(Entries from a dataset of interfaces)
- - - -
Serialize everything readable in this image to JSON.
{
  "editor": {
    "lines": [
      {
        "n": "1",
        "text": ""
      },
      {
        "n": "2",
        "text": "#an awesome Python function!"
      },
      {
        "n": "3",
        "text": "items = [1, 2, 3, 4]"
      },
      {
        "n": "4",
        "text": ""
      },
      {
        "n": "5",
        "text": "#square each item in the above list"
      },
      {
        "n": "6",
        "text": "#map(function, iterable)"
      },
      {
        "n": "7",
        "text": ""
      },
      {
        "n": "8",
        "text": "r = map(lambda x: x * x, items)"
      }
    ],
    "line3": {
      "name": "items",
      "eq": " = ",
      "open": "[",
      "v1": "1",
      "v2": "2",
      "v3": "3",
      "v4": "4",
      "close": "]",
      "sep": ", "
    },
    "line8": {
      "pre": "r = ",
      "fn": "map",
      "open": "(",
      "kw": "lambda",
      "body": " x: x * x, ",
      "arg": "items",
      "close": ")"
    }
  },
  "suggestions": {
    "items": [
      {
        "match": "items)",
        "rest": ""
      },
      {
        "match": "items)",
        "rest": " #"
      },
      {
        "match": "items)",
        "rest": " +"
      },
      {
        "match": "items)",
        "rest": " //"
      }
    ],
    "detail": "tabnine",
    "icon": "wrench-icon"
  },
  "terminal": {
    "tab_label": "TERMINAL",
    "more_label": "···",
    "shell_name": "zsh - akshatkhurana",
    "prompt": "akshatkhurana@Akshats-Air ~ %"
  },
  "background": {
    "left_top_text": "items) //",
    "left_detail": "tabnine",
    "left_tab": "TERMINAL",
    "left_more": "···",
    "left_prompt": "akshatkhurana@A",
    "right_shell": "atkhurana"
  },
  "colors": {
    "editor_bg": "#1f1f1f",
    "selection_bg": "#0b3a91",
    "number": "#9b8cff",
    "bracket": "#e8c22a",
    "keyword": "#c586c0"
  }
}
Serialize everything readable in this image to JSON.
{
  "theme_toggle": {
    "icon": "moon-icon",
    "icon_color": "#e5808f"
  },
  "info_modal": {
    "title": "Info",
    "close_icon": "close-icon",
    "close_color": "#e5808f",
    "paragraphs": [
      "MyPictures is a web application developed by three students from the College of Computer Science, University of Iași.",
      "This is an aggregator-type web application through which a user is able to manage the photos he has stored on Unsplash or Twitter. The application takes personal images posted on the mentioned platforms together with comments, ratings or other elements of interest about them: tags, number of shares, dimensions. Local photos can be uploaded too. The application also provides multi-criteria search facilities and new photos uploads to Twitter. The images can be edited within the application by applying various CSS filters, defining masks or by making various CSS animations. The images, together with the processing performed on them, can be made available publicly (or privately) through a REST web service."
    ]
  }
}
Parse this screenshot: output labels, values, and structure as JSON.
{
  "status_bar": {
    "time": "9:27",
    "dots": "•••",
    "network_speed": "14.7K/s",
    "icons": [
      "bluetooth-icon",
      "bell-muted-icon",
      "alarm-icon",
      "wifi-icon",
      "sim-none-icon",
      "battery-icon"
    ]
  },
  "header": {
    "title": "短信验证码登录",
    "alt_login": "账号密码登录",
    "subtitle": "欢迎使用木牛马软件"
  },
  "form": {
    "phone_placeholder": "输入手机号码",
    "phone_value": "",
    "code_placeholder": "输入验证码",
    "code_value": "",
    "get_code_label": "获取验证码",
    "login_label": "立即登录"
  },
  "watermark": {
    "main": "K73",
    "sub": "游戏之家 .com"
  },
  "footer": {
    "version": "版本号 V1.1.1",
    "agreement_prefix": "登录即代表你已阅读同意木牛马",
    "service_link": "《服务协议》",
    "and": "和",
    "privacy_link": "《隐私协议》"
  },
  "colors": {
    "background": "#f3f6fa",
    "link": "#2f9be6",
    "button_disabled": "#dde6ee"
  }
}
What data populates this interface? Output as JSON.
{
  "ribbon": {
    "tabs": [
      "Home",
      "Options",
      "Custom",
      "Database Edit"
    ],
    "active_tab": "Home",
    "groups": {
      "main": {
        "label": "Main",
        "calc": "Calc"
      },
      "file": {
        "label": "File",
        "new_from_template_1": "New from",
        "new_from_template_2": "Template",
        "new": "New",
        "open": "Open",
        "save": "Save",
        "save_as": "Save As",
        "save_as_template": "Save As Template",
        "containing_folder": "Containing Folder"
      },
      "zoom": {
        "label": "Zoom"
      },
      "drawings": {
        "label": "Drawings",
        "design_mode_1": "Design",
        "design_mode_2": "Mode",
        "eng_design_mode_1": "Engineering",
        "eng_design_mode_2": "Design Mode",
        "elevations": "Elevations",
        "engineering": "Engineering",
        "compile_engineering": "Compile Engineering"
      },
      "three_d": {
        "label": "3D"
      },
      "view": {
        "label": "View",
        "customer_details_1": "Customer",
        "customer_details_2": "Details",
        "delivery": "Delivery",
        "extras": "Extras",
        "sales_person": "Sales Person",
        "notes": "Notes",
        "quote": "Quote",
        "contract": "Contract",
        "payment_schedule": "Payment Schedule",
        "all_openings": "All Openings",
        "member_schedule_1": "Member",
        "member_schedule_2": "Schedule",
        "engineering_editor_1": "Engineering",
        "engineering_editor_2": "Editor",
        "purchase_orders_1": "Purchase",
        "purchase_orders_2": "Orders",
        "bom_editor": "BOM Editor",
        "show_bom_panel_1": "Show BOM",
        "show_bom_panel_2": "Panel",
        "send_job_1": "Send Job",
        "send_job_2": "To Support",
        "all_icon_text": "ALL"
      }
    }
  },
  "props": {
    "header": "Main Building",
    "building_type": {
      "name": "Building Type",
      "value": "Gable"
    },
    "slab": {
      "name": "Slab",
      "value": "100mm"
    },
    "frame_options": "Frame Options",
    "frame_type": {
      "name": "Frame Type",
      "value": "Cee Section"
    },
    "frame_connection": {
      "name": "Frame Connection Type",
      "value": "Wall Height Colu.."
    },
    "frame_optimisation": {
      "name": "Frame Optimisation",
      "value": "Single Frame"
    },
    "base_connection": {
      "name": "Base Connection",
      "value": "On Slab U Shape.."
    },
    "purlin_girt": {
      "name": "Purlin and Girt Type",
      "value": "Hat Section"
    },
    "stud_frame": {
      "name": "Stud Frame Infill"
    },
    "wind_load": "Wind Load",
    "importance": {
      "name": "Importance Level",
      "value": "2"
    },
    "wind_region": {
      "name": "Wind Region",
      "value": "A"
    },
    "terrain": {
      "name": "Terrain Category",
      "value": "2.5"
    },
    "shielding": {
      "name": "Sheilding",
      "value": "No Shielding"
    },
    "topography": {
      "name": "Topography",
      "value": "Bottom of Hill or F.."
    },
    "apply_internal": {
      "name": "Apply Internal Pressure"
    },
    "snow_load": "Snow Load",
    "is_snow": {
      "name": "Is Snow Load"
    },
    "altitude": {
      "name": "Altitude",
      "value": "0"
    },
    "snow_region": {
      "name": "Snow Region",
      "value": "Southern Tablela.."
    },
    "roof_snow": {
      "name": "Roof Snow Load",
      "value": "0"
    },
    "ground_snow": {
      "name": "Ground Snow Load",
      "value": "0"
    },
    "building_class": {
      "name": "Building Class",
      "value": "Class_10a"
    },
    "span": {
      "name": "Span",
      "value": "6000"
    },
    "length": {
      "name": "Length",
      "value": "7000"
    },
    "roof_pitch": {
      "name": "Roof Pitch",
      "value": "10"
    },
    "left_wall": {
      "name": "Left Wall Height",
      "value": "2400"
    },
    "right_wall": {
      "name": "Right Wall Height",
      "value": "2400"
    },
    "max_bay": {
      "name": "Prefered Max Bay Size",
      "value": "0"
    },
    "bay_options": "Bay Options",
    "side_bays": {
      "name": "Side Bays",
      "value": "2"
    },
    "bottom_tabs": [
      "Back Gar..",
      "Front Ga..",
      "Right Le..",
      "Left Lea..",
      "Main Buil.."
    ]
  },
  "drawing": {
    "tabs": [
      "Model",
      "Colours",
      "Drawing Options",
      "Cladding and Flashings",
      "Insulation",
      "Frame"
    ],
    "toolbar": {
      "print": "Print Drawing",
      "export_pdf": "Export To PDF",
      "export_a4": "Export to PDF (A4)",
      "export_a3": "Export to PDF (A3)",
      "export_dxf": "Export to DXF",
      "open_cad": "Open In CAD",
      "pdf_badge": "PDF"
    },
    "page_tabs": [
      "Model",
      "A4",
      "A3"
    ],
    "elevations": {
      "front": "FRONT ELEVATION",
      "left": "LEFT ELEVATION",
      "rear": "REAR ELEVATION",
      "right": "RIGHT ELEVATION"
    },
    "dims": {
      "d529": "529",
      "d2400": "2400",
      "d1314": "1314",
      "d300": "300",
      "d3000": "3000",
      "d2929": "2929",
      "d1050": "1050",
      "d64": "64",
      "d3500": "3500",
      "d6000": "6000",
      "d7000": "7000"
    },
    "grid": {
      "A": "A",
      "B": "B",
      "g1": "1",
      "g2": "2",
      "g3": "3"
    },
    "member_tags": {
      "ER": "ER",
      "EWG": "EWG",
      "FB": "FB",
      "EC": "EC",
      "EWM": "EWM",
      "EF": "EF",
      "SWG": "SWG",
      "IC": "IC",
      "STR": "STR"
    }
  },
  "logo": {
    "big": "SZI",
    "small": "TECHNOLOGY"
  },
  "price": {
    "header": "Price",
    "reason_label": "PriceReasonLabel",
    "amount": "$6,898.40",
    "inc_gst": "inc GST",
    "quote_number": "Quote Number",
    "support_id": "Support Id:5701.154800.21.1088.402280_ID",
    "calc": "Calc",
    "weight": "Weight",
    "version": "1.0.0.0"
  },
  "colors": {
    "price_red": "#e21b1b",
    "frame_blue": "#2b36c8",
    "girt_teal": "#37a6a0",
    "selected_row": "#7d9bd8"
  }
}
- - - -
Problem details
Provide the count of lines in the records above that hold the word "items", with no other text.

Response below
10